(Greek: Hermes, the son of Zeus and Maia, the god of commerce and messenger of the gods in Greek mythology; identified by the Romans as Mercury; however, some of the words in this unit come from Hermes tris megistos, Hermes Trismegistus, literally, "Hermes, Thrice the Greatest" referring to the Egyptian god Thoth, who was identified with the Greek god Hermes, of science and arts)
Described as having a human body and jackal head, with the sacred caduceus that belonged to the Greek god Hermes, Hermanubis represented the Egyptian priesthood and was the son of Osiris and Nephthys.
2. Etymology: through Middle English, hermofrodite, from the Latin element hermaphroditus, which came from Greek hermaphroditos, from Hermaphroditos, the son of Aphrodite and Hermes (Latin: Mercury and Venus) who merged into one form or became joined in body with the nymph Salmacis.
When hermaphroditism exists in humans and animals, male and female reproductive organs and secondary sexual characteristics are both present in the same individual.
2. Etymology: from Greek hermeneutikos, "of interpreting"; from hermeneuein, "to interpret"; and from hermeneus, "interpreter" all of which are "based on Hermes in Greek mythology, who served as a messenger and herald for other gods, and who himself was the god of eloquence, commerce, invention, cunning, and theft."
2. The theory and methodology of interpretation; especially, of scriptural texts: Hermeneutics is also described as the development and study of the theories of the interpretation and the understanding of philosophical publications.
2. The Hellenistic Hermes, Egyptianized through contact with the Egyptian Thoth: Trismegistos is derived from the Egyptian superlative obtained through repetition where Hermes appears as "Great, Great, Great" on the Rosetta stone; which was later simplified through the substitution of the prefix "tris" in the Roman period.

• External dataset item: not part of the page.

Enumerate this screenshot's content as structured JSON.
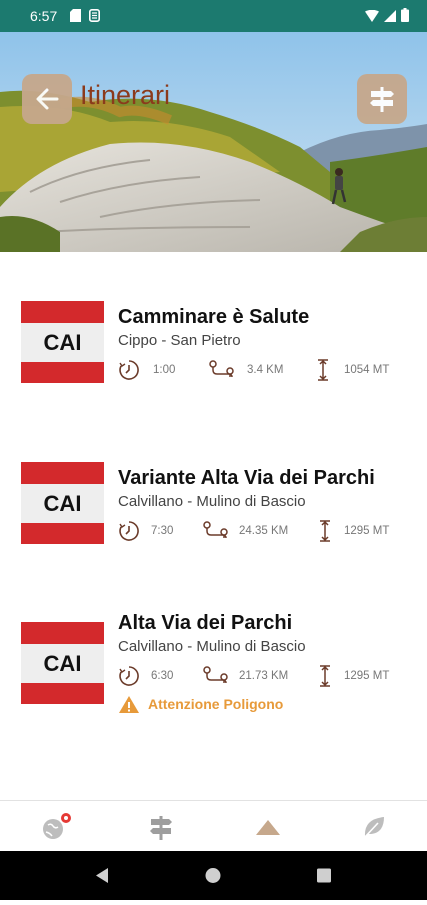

Hermes Trismegistus is said to have been the author of 42 "fundamental books" of Egyptian religion, including astrological, cosmological, geographical, medical, and pedagogic (teaching) books as well as hymns to the gods and instructions on how to worship.
There are hermetic materials that are made airtight by means of fusion or sealing.2. Impervious to outside interferences or protected from outside influences: The hermetic confines of an isolated life may lead to misery.
The religious group lived in a hermetic society.3. Having to do with the occult sciences, especially alchemy; magical; alchemic; obscure; difficult to understand: In the seventeenth century, English hermetic meant "pertaining to alchemy" and the occult sciences in general. Alchemy, and later chemistry, was itself known as the hermetic art, philosophy, or science.
4. Etymology: from New Latin, the adjective hermeticus was formed from the name of the god Hermes Trismegistos, and the English borrowed this term from New Latin."